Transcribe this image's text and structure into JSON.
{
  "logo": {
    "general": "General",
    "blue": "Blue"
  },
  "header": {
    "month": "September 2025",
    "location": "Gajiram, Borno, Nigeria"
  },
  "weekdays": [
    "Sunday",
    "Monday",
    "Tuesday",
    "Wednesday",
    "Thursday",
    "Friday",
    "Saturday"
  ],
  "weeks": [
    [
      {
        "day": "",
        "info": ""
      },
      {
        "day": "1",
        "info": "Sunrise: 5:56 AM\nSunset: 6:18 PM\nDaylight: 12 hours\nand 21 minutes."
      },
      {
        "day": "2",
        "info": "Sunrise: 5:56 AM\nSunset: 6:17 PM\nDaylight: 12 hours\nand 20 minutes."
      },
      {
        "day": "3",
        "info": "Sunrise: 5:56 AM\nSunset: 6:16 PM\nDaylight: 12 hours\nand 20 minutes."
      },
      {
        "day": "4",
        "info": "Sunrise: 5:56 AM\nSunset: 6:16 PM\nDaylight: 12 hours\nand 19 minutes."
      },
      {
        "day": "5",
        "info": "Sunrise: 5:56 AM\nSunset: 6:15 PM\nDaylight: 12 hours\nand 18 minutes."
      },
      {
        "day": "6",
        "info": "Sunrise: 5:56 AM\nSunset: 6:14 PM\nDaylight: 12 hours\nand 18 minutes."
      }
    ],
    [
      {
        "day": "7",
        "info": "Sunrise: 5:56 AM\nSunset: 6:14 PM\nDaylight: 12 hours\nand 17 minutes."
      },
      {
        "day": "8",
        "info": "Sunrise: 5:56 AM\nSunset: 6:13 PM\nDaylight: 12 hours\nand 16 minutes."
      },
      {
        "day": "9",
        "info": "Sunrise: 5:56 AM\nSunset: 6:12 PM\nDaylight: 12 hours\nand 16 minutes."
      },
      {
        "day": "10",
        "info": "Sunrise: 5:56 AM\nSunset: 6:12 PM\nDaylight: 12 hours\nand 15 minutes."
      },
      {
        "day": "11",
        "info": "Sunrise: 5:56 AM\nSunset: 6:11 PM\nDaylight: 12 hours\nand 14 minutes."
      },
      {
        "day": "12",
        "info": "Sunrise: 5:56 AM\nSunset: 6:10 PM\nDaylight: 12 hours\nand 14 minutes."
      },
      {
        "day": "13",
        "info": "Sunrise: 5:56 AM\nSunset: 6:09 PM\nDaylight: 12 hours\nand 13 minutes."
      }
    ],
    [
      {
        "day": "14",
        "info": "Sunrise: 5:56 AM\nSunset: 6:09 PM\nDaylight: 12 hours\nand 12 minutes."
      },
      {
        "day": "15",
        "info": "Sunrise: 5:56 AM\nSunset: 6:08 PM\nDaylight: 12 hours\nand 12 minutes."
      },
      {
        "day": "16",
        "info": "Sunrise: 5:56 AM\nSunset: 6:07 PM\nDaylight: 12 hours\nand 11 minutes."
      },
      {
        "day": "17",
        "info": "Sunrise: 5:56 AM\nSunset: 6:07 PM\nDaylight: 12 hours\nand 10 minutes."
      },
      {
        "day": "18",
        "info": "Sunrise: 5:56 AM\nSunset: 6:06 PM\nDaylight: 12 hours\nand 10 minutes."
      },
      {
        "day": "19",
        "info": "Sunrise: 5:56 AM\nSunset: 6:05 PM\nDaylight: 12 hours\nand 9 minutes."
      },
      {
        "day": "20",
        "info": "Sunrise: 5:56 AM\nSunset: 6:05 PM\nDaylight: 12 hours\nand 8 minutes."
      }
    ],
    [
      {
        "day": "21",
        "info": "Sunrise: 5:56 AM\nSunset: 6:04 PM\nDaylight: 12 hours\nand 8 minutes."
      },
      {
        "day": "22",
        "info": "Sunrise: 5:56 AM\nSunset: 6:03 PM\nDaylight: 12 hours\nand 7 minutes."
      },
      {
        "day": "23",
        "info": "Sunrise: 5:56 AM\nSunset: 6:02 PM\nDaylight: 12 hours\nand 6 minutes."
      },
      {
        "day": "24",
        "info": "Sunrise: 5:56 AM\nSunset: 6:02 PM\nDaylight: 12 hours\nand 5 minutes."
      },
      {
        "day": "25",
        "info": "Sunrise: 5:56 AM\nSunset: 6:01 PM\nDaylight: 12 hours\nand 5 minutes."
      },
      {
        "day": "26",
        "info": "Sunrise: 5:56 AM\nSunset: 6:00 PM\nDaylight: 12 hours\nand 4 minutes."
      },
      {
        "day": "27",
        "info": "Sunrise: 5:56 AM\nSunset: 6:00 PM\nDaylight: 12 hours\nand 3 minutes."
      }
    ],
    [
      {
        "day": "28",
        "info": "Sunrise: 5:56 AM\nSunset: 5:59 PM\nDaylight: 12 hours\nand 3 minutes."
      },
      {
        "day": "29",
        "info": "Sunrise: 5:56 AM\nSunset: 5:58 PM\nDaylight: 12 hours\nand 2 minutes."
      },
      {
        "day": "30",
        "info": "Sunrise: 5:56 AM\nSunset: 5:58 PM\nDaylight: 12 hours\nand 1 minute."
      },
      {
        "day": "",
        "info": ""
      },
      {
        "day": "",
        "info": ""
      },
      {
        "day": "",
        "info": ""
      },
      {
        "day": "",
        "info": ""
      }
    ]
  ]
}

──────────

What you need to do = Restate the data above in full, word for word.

Result of this exercise =
Transcribe this image's text and structure into JSON.
{
  "logo": {
    "general": "General",
    "blue": "Blue"
  },
  "header": {
    "month": "September 2025",
    "location": "Gajiram, Borno, Nigeria"
  },
  "weekdays": [
    "Sunday",
    "Monday",
    "Tuesday",
    "Wednesday",
    "Thursday",
    "Friday",
    "Saturday"
  ],
  "weeks": [
    [
      {
        "day": "",
        "info": ""
      },
      {
        "day": "1",
        "info": "Sunrise: 5:56 AM\nSunset: 6:18 PM\nDaylight: 12 hours\nand 21 minutes."
      },
      {
        "day": "2",
        "info": "Sunrise: 5:56 AM\nSunset: 6:17 PM\nDaylight: 12 hours\nand 20 minutes."
      },
      {
        "day": "3",
        "info": "Sunrise: 5:56 AM\nSunset: 6:16 PM\nDaylight: 12 hours\nand 20 minutes."
      },
      {
        "day": "4",
        "info": "Sunrise: 5:56 AM\nSunset: 6:16 PM\nDaylight: 12 hours\nand 19 minutes."
      },
      {
        "day": "5",
        "info": "Sunrise: 5:56 AM\nSunset: 6:15 PM\nDaylight: 12 hours\nand 18 minutes."
      },
      {
        "day": "6",
        "info": "Sunrise: 5:56 AM\nSunset: 6:14 PM\nDaylight: 12 hours\nand 18 minutes."
      }
    ],
    [
      {
        "day": "7",
        "info": "Sunrise: 5:56 AM\nSunset: 6:14 PM\nDaylight: 12 hours\nand 17 minutes."
      },
      {
        "day": "8",
        "info": "Sunrise: 5:56 AM\nSunset: 6:13 PM\nDaylight: 12 hours\nand 16 minutes."
      },
      {
        "day": "9",
        "info": "Sunrise: 5:56 AM\nSunset: 6:12 PM\nDaylight: 12 hours\nand 16 minutes."
      },
      {
        "day": "10",
        "info": "Sunrise: 5:56 AM\nSunset: 6:12 PM\nDaylight: 12 hours\nand 15 minutes."
      },
      {
        "day": "11",
        "info": "Sunrise: 5:56 AM\nSunset: 6:11 PM\nDaylight: 12 hours\nand 14 minutes."
      },
      {
        "day": "12",
        "info": "Sunrise: 5:56 AM\nSunset: 6:10 PM\nDaylight: 12 hours\nand 14 minutes."
      },
      {
        "day": "13",
        "info": "Sunrise: 5:56 AM\nSunset: 6:09 PM\nDaylight: 12 hours\nand 13 minutes."
      }
    ],
    [
      {
        "day": "14",
        "info": "Sunrise: 5:56 AM\nSunset: 6:09 PM\nDaylight: 12 hours\nand 12 minutes."
      },
      {
        "day": "15",
        "info": "Sunrise: 5:56 AM\nSunset: 6:08 PM\nDaylight: 12 hours\nand 12 minutes."
      },
      {
        "day": "16",
        "info": "Sunrise: 5:56 AM\nSunset: 6:07 PM\nDaylight: 12 hours\nand 11 minutes."
      },
      {
        "day": "17",
        "info": "Sunrise: 5:56 AM\nSunset: 6:07 PM\nDaylight: 12 hours\nand 10 minutes."
      },
      {
        "day": "18",
        "info": "Sunrise: 5:56 AM\nSunset: 6:06 PM\nDaylight: 12 hours\nand 10 minutes."
      },
      {
        "day": "19",
        "info": "Sunrise: 5:56 AM\nSunset: 6:05 PM\nDaylight: 12 hours\nand 9 minutes."
      },
      {
        "day": "20",
        "info": "Sunrise: 5:56 AM\nSunset: 6:05 PM\nDaylight: 12 hours\nand 8 minutes."
      }
    ],
    [
      {
        "day": "21",
        "info": "Sunrise: 5:56 AM\nSunset: 6:04 PM\nDaylight: 12 hours\nand 8 minutes."
      },
      {
        "day": "22",
        "info": "Sunrise: 5:56 AM\nSunset: 6:03 PM\nDaylight: 12 hours\nand 7 minutes."
      },
      {
        "day": "23",
        "info": "Sunrise: 5:56 AM\nSunset: 6:02 PM\nDaylight: 12 hours\nand 6 minutes."
      },
      {
        "day": "24",
        "info": "Sunrise: 5:56 AM\nSunset: 6:02 PM\nDaylight: 12 hours\nand 5 minutes."
      },
      {
        "day": "25",
        "info": "Sunrise: 5:56 AM\nSunset: 6:01 PM\nDaylight: 12 hours\nand 5 minutes."
      },
      {
        "day": "26",
        "info": "Sunrise: 5:56 AM\nSunset: 6:00 PM\nDaylight: 12 hours\nand 4 minutes."
      },
      {
        "day": "27",
        "info": "Sunrise: 5:56 AM\nSunset: 6:00 PM\nDaylight: 12 hours\nand 3 minutes."
      }
    ],
    [
      {
        "day": "28",
        "info": "Sunrise: 5:56 AM\nSunset: 5:59 PM\nDaylight: 12 hours\nand 3 minutes."
      },
      {
        "day": "29",
        "info": "Sunrise: 5:56 AM\nSunset: 5:58 PM\nDaylight: 12 hours\nand 2 minutes."
      },
      {
        "day": "30",
        "info": "Sunrise: 5:56 AM\nSunset: 5:58 PM\nDaylight: 12 hours\nand 1 minute."
      },
      {
        "day": "",
        "info": ""
      },
      {
        "day": "",
        "info": ""
      },
      {
        "day": "",
        "info": ""
      },
      {
        "day": "",
        "info": ""
      }
    ]
  ]
}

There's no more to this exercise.